“He did it AGAIN!” groaned Miranda as she threw her phone. Fortunately, the phone bounced. Miranda’s mood didn’t recover quite so well.
For weeks, she had been planning her first date since the divorce. Never expecting to get involved again, she found herself looking forward to an evening out. An evening where she could relax and enjoy herself. Where someone else might just take care of her.
Now, with only an hour to spare, Joe cancelled picking up the children. Something about work running over. Work ALWAYS seemed to “run over” when it was his turn to pick up the children from school or for his parenting time. As Miranda found herself constantly scrambling to reschedule appointments or cover rides, stress mounted. This was the final straw. As she called her date to cancel, Miranda couldn’t wait for Joe to arrive. He was going to get it!
Everyone reading this post can likely relate to Miranda’s frustration. You can also predict what happens when Miranda unloads on Joe. Though she might enjoy unleashing her anger, that probably won’t get Joe to show up on time. How about an approach that might?
Instead of exploding as Joe comes through the door, what if Miranda engaged Joe in a calm, reasoned discussion?
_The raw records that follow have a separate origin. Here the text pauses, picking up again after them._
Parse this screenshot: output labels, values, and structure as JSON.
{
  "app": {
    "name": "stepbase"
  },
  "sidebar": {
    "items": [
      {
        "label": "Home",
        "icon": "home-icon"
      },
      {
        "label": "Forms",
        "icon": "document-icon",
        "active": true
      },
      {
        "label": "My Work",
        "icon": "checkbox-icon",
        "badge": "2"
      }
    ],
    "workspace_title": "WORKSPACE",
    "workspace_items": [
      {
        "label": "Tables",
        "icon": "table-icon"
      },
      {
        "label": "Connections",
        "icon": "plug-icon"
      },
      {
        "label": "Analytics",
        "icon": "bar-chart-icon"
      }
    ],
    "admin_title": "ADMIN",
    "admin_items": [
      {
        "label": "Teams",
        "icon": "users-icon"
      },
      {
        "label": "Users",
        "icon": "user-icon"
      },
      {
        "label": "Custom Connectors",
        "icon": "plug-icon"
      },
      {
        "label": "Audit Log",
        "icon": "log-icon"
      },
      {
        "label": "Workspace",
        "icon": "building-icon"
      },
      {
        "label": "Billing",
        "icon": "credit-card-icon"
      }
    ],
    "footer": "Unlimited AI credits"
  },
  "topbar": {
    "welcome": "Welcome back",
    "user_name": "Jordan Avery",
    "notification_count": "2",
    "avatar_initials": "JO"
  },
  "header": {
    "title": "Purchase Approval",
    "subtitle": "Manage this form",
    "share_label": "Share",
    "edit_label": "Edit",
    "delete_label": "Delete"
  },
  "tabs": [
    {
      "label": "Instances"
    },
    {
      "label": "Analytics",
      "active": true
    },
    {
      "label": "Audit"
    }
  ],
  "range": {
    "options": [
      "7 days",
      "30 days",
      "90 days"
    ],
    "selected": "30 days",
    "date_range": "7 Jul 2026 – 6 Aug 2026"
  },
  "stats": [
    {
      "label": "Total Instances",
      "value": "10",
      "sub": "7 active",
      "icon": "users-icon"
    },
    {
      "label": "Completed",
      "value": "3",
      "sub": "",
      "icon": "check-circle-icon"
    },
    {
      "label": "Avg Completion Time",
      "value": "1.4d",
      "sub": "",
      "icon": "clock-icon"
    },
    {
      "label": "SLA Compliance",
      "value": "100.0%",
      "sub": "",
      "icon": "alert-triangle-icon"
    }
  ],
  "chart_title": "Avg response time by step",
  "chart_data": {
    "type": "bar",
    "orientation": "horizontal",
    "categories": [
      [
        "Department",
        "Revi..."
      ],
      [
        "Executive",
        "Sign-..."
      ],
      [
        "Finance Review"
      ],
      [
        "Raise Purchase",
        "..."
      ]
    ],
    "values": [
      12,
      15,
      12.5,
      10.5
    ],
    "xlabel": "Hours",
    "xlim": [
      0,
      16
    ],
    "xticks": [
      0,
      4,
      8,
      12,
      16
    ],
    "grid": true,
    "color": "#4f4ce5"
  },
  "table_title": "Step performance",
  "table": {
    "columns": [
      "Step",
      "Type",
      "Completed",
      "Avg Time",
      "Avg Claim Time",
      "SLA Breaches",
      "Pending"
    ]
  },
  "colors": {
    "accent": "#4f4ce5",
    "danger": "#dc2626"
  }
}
Here’s how that might look:
Miranda–Joe, thank you for calling to tell me you were going to be late. I appreciate the notice. But, I missed plans I had made because the girls weren’t picked up on time. This seems to happening more often. When we make a plan, I’d appreciate it if you came on time.
- Miranda begins by recognizing what Joe did right. Nothing softens an approach (or throws a defensive person off their attack) like appreciation.
- Miranda frames her concern with an “I”–statement. “I missed plans because. . .” Rather than going on the attack against Joe’s action, Miranda concretely shares the impact on her. She then supports the concern by framing it as a growing pattern rather than an isolated incident. If Joe comes back with “It’s not happening more often,” Miranda can offer a couple of concrete instances where it has. She can also include the accommodations she had to make. By avoiding the phrase “you’re always late” and sticking to concrete examples and their consequences, Miranda gains credibility.
- Miranda gives a concrete statement of what she wants–Joe to arrive on time.
By keeping a calm, rational tone Miranda frames the discussion around the crucial issue–Joe’s tardiness. She avoids slamming his character by (calling him a lazy bum) or assuming his motives (“You’re just trying to mess up my date!”). By sticking to the key issue, Miranda forces Joe to focus on his behavior rather than responding to wild charges. Joe must either be on time or explain why he refuses to be on time. Most people want to be seen as credible and responsible, so the narrow framing works to Miranda’s advantage.
Should Joe argue the point–or continue the pattern in future visits–Miranda can take it to the next level. She can concretely define what she will do if he’s late again. “Joe, please be on time. The next time we schedule a pick up, if you are late, I will have a babysitter waiting with the girls for which you will have to pay.” Again, calm firmness wins the day–Joe can choose to be on time or pay. Either way, Miranda gets to go on her date.